4. Pruning
Since these plants bloom on the current season's growth, they should be pruned in late winter once the threat of extreme cold has passed. They can be pruned in early spring too. You may cut them all the way to the ground. Pruning goldflame spirea bushes lightly as the flowers fade can stimulate growth of the branches that can again produce abundant flowers. Mowing can control the spread of the plants, it cannot eradicate them. As new branches would emerge, you will have to cut them again. Pruning helps maintain the shape of the plant.

5. Pest Control
Common pests or diseases can occasionally affect the health of these plants (for example, leaf spots, fireblight, powdery mildew, rots, aphids, leaf roller, etc.), but the problems will be relatively minor. Applying a soap spray is the best way to get rid of aphids. The plant is pretty much resistant to diseases and insects.

6. Fertilization and Mulching
A general-purpose fertilizer can be fed before new growth begins in spring. Spread a 1-inch layer of compost under the shrub every spring.
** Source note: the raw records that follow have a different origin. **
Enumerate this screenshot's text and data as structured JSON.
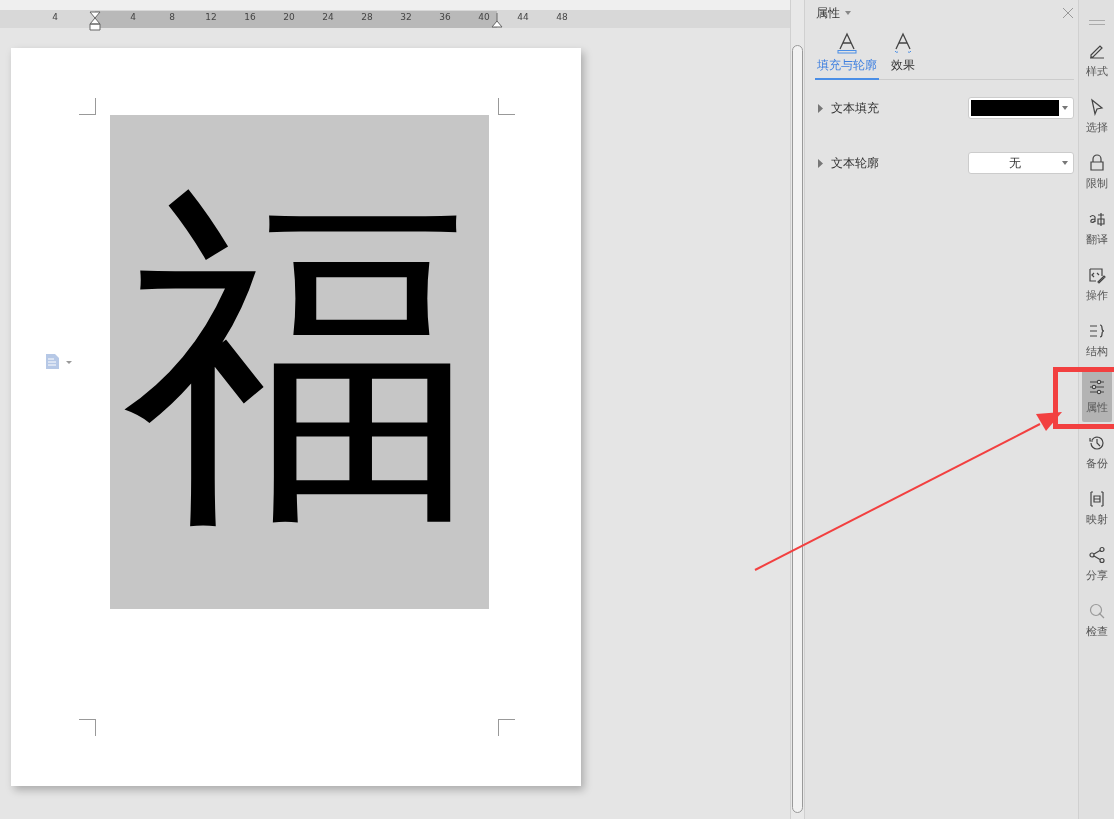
{
  "ruler": {
    "labels": [
      "4",
      "4",
      "8",
      "12",
      "16",
      "20",
      "24",
      "28",
      "32",
      "36",
      "40",
      "44",
      "48"
    ]
  },
  "document": {
    "character": "福"
  },
  "panel": {
    "title": "属性",
    "tabs": [
      {
        "label": "填充与轮廓",
        "selected": true
      },
      {
        "label": "效果",
        "selected": false
      }
    ],
    "rows": [
      {
        "label": "文本填充",
        "kind": "swatch",
        "color": "#000000"
      },
      {
        "label": "文本轮廓",
        "kind": "value",
        "value": "无"
      }
    ]
  },
  "toolbar": [
    {
      "label": "样式",
      "selected": false
    },
    {
      "label": "选择",
      "selected": false
    },
    {
      "label": "限制",
      "selected": false
    },
    {
      "label": "翻译",
      "selected": false
    },
    {
      "label": "操作",
      "selected": false
    },
    {
      "label": "结构",
      "selected": false
    },
    {
      "label": "属性",
      "selected": true
    },
    {
      "label": "备份",
      "selected": false
    },
    {
      "label": "映射",
      "selected": false
    },
    {
      "label": "分享",
      "selected": false
    },
    {
      "label": "检查",
      "selected": false
    }
  ]
}
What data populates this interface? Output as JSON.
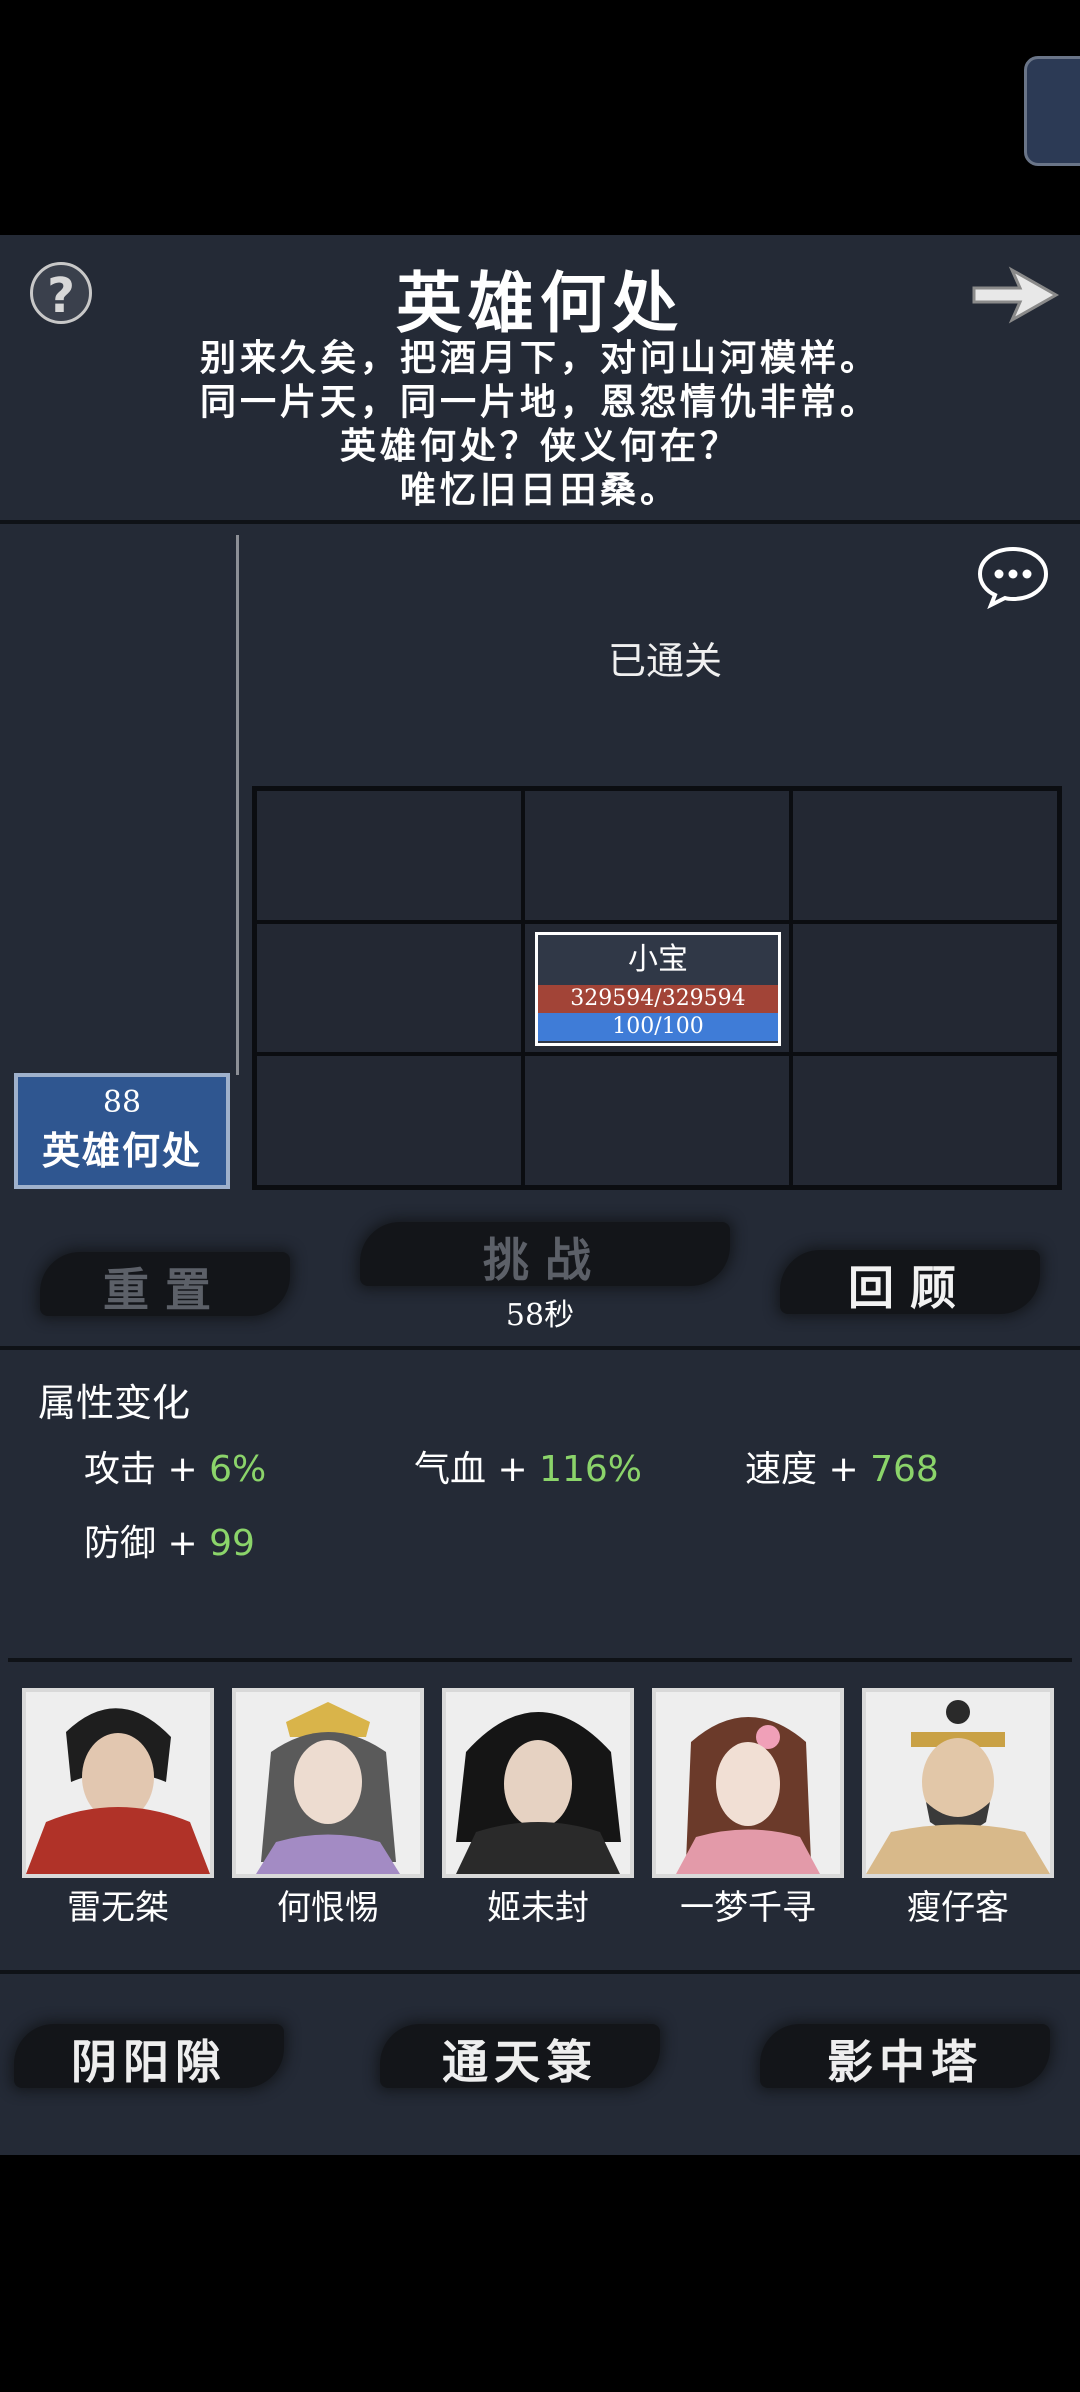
{
  "header": {
    "title": "英雄何处",
    "poem": [
      "别来久矣，把酒月下，对问山河模样。",
      "同一片天，同一片地，恩怨情仇非常。",
      "英雄何处？侠义何在？",
      "唯忆旧日田桑。"
    ],
    "help_label": "?"
  },
  "stage": {
    "status": "已通关",
    "number": "88",
    "name": "英雄何处"
  },
  "battle_grid": {
    "unit_name": "小宝",
    "hp_text": "329594/329594",
    "mp_text": "100/100",
    "hp_fraction": 1.0,
    "mp_fraction": 1.0
  },
  "actions": {
    "reset_label": "重置",
    "challenge_label": "挑战",
    "review_label": "回顾",
    "timer": "58秒"
  },
  "attributes": {
    "title": "属性变化",
    "items": [
      {
        "name": "攻击 + ",
        "value": "6%"
      },
      {
        "name": "气血 + ",
        "value": "116%"
      },
      {
        "name": "速度 + ",
        "value": "768"
      },
      {
        "name": "防御 + ",
        "value": "99"
      }
    ],
    "value_color": "#8bd46a"
  },
  "heroes": [
    {
      "name": "雷无桀"
    },
    {
      "name": "何恨惕"
    },
    {
      "name": "姬未封"
    },
    {
      "name": "一梦千寻"
    },
    {
      "name": "瘦仔客"
    }
  ],
  "bottom_nav": [
    {
      "label": "阴阳隙"
    },
    {
      "label": "通天箓"
    },
    {
      "label": "影中塔"
    }
  ],
  "colors": {
    "panel_bg": "#242a36",
    "hp_bar": "#a24437",
    "mp_bar": "#3f7cd7",
    "stage_card": "#2f5690"
  }
}
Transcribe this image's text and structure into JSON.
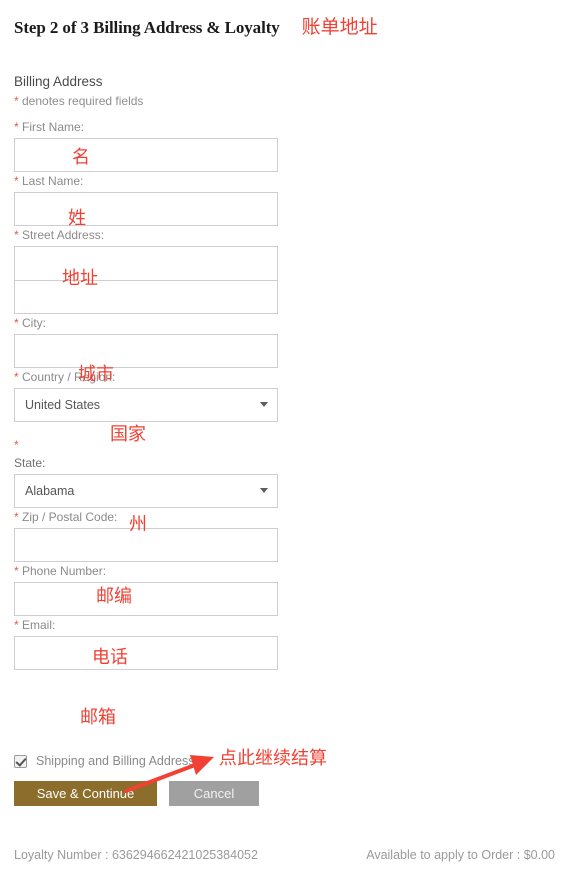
{
  "header": {
    "step_title": "Step 2 of 3 Billing Address & Loyalty",
    "annotation": "账单地址"
  },
  "section": {
    "heading": "Billing Address",
    "required_star": "*",
    "required_note": " denotes required fields"
  },
  "form": {
    "first_name": {
      "star": "*",
      "label": " First Name:",
      "value": "",
      "annotation": "名"
    },
    "last_name": {
      "star": "*",
      "label": " Last Name:",
      "value": "",
      "annotation": "姓"
    },
    "street_address": {
      "star": "*",
      "label": " Street Address:",
      "value_line1": "",
      "value_line2": "",
      "annotation": "地址"
    },
    "city": {
      "star": "*",
      "label": " City:",
      "value": "",
      "annotation": "城市"
    },
    "country": {
      "star": "*",
      "label": " Country / Region:",
      "selected": "United States",
      "caret": "chevron-down-icon",
      "annotation": "国家"
    },
    "state": {
      "star": "*",
      "label": "State:",
      "selected": "Alabama",
      "caret": "chevron-down-icon",
      "annotation": "州"
    },
    "zip": {
      "star": "*",
      "label": " Zip / Postal Code:",
      "value": "",
      "annotation": "邮编"
    },
    "phone": {
      "star": "*",
      "label": " Phone Number:",
      "value": "",
      "annotation": "电话"
    },
    "email": {
      "star": "*",
      "label": " Email:",
      "value": "",
      "annotation": "邮箱"
    }
  },
  "checkbox": {
    "label": "Shipping and Billing Address",
    "checked": true
  },
  "buttons": {
    "save": "Save & Continue",
    "cancel": "Cancel",
    "cta_annotation": "点此继续结算"
  },
  "footer": {
    "loyalty": "Loyalty Number : 636294662421025384052",
    "available": "Available to apply to Order : $0.00"
  },
  "colors": {
    "annotation_red": "#f04134",
    "required_star": "#e8574a",
    "save_button": "#8c6d2b",
    "cancel_button": "#a0a0a0",
    "label_gray": "#8a8a8a",
    "input_border": "#cfcfcf"
  }
}
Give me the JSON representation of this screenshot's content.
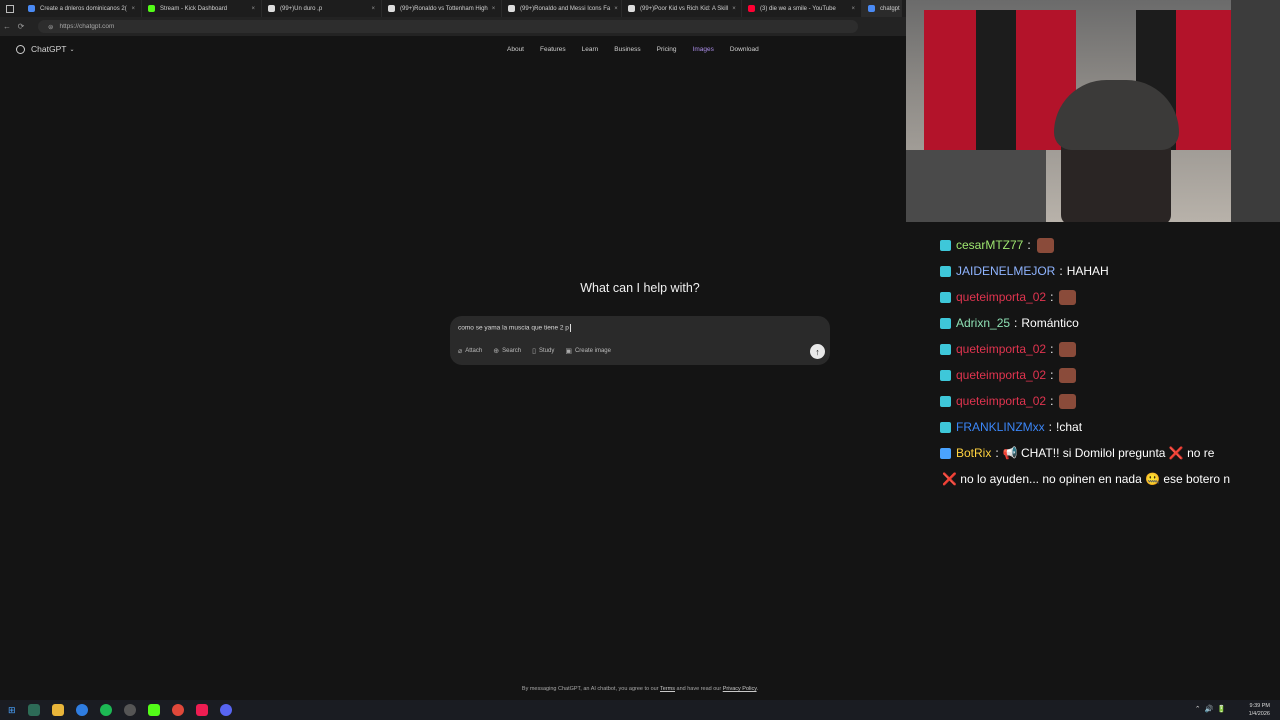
{
  "browser": {
    "tabs": [
      {
        "title": "Create a dnleros dominicanos 2(",
        "color": "#4a8af4"
      },
      {
        "title": "Stream - Kick Dashboard",
        "color": "#53fc18"
      },
      {
        "title": "(99+)Un duro ,p",
        "color": "#dddddd"
      },
      {
        "title": "(99+)Ronaldo vs Tottenham High",
        "color": "#dddddd"
      },
      {
        "title": "(99+)Ronaldo and Messi Icons Fa",
        "color": "#dddddd"
      },
      {
        "title": "(99+)Poor Kid vs Rich Kid: A Skill",
        "color": "#dddddd"
      },
      {
        "title": "(3) die we a smile - YouTube",
        "color": "#ff0033"
      },
      {
        "title": "chatgpt - S",
        "color": "#4a8af4"
      }
    ],
    "url": "https://chatgpt.com"
  },
  "chatgpt": {
    "brand": "ChatGPT",
    "nav": [
      "About",
      "Features",
      "Learn",
      "Business",
      "Pricing",
      "Images",
      "Download"
    ],
    "heading": "What can I help with?",
    "input_value": "como se yama la muscia que tiene 2 p",
    "tools": [
      {
        "icon": "paperclip-icon",
        "label": "Attach"
      },
      {
        "icon": "globe-icon",
        "label": "Search"
      },
      {
        "icon": "book-icon",
        "label": "Study"
      },
      {
        "icon": "image-icon",
        "label": "Create image"
      }
    ],
    "footer_prefix": "By messaging ChatGPT, an AI chatbot, you agree to our",
    "footer_terms": "Terms",
    "footer_mid": "and have read our",
    "footer_privacy": "Privacy Policy",
    "footer_end": "."
  },
  "chat": {
    "messages": [
      {
        "user": "cesarMTZ77",
        "color": "#9fe870",
        "body": "",
        "emote": true
      },
      {
        "user": "JAIDENELMEJOR",
        "color": "#8fb4ff",
        "body": "HAHAH",
        "emote": false
      },
      {
        "user": "queteimporta_02",
        "color": "#e0344f",
        "body": "",
        "emote": true
      },
      {
        "user": "Adrixn_25",
        "color": "#8ee0b4",
        "body": "Romántico",
        "emote": false
      },
      {
        "user": "queteimporta_02",
        "color": "#e0344f",
        "body": "",
        "emote": true
      },
      {
        "user": "queteimporta_02",
        "color": "#e0344f",
        "body": "",
        "emote": true
      },
      {
        "user": "queteimporta_02",
        "color": "#e0344f",
        "body": "",
        "emote": true
      },
      {
        "user": "FRANKLINZMxx",
        "color": "#3b86f7",
        "body": "!chat",
        "emote": false
      },
      {
        "user": "BotRix",
        "color": "#ffd23f",
        "body": "📢 CHAT!! si Domilol pregunta ❌ no re",
        "emote": false
      },
      {
        "user": "",
        "color": "#ffffff",
        "body": "❌ no lo ayuden... no opinen en nada 🤐 ese botero n",
        "emote": false
      }
    ]
  },
  "taskbar": {
    "time": "9:39 PM",
    "date": "1/4/2026"
  }
}
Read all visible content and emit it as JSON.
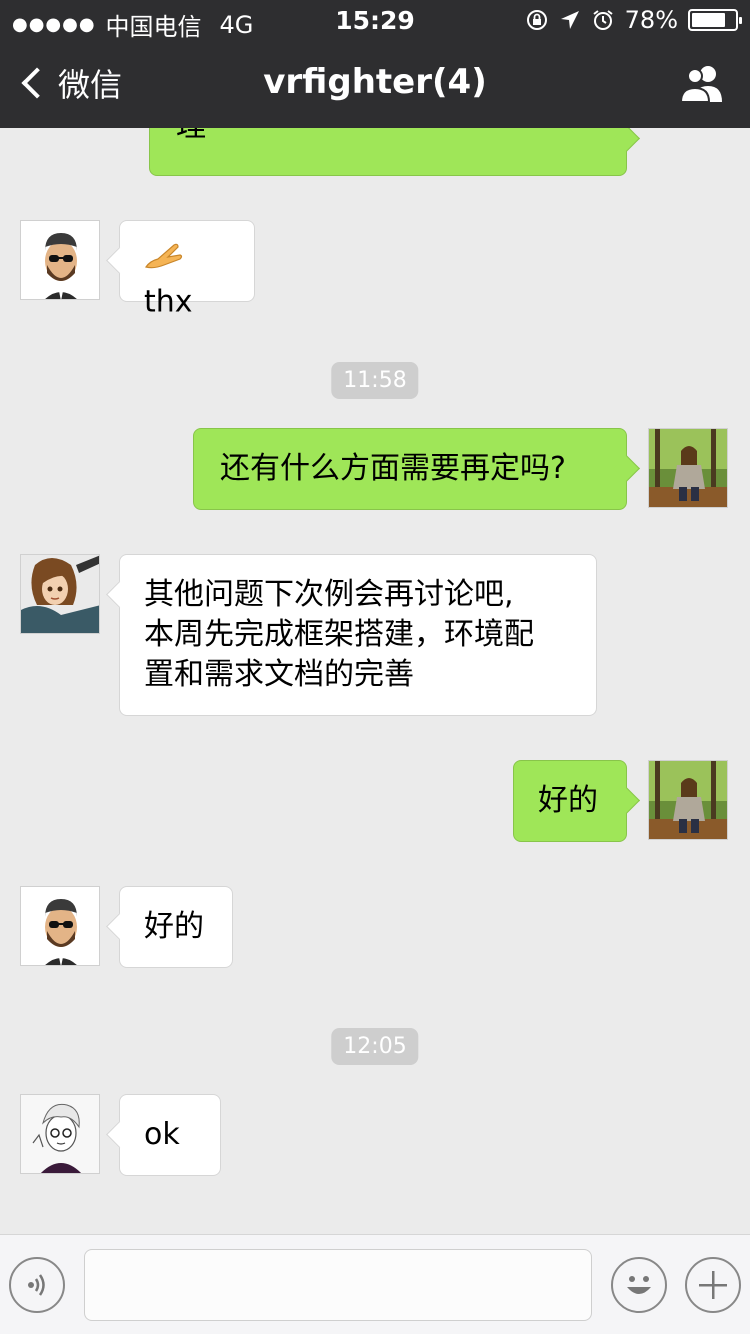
{
  "status_bar": {
    "signal_dots": "●●●●●",
    "carrier": "中国电信",
    "network": "4G",
    "time": "15:29",
    "battery_percent": "78%",
    "battery_level": 0.78
  },
  "nav": {
    "back_label": "微信",
    "title": "vrfighter(4)"
  },
  "messages": [
    {
      "side": "out",
      "text": "理"
    },
    {
      "side": "in",
      "text": "thx"
    },
    {
      "type": "timestamp",
      "text": "11:58"
    },
    {
      "side": "out",
      "text": "还有什么方面需要再定吗?"
    },
    {
      "side": "in",
      "lines": [
        "其他问题下次例会再讨论吧,",
        "本周先完成框架搭建，环境配",
        "置和需求文档的完善"
      ]
    },
    {
      "side": "out",
      "text": "好的"
    },
    {
      "side": "in",
      "text": "好的"
    },
    {
      "type": "timestamp",
      "text": "12:05"
    },
    {
      "side": "in",
      "text": "ok"
    }
  ],
  "colors": {
    "header_bg": "#2e2e30",
    "chat_bg": "#ebebeb",
    "outgoing_bubble": "#9fe658",
    "incoming_bubble": "#ffffff"
  },
  "icons": [
    "back-chevron-icon",
    "group-members-icon",
    "voice-icon",
    "emoji-icon",
    "plus-icon",
    "hand-emoji-icon",
    "alarm-icon",
    "location-arrow-icon",
    "rotation-lock-icon"
  ]
}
Spread a 2-inch layer of mulch (may contain chopped bark or pine needles) over the compost. Mulch should be spread a few inches away from the trunk of the shrub. The compost increases the nutritional value of the soil, while the mulch helps conserve water. Because of the mulch, the temperature of the soil remains moderate and uniform. Established trees should be fertilized every 2-3 years.

7. Propagation
As a single plant produces hundreds of seeds, these plants reproduce aggressively in the wild. The seeds remain alive in the soil for many years. They are viable and can germinate naturally. Wind, dust, and water promote dispersal and deposition of seeds along stream banks. In home or city gardens, the plants can be propagated with the help of sucker division or softwood cuttings during summers. Hardwood cuttings can also be used for propagation. Such cuttings can be rooted outdoors in the fall. You may plant some branches in pots and may transplant them outdoors afterwards. You may divide the plants in fall.

8. Winter Care
No winter protection is required.

9. Companion Plants
To have a good succession of color in the garden, goldflame spirea plants should be planted with ideal companion plants. For a mixed shrub border, you can plant 'goldflame' with other deciduous shrubs such as forsythia, daphne, and clethra. The dark-foliaged creeping juniper or heuchera can be planted in the background. The dark purple foliage of the Aster lateriflorus can also create a wonderful background for this spirea plant. You can plant it with Loropetalum too.
Goldflame spirea shrub is one of the easiest ones to grow and maintain. It requires occasional maintenance and upkeep. It attracts butterflies and adds a charm to your garden. Under ideal conditions, these plants grow quickly and can live for about 20 years. They usually retain a nice shape as they grow. You can plant them singly or in groups. The attractive clusters of flowers and amazing foliage colors make goldflame spirea a real eye-catcher.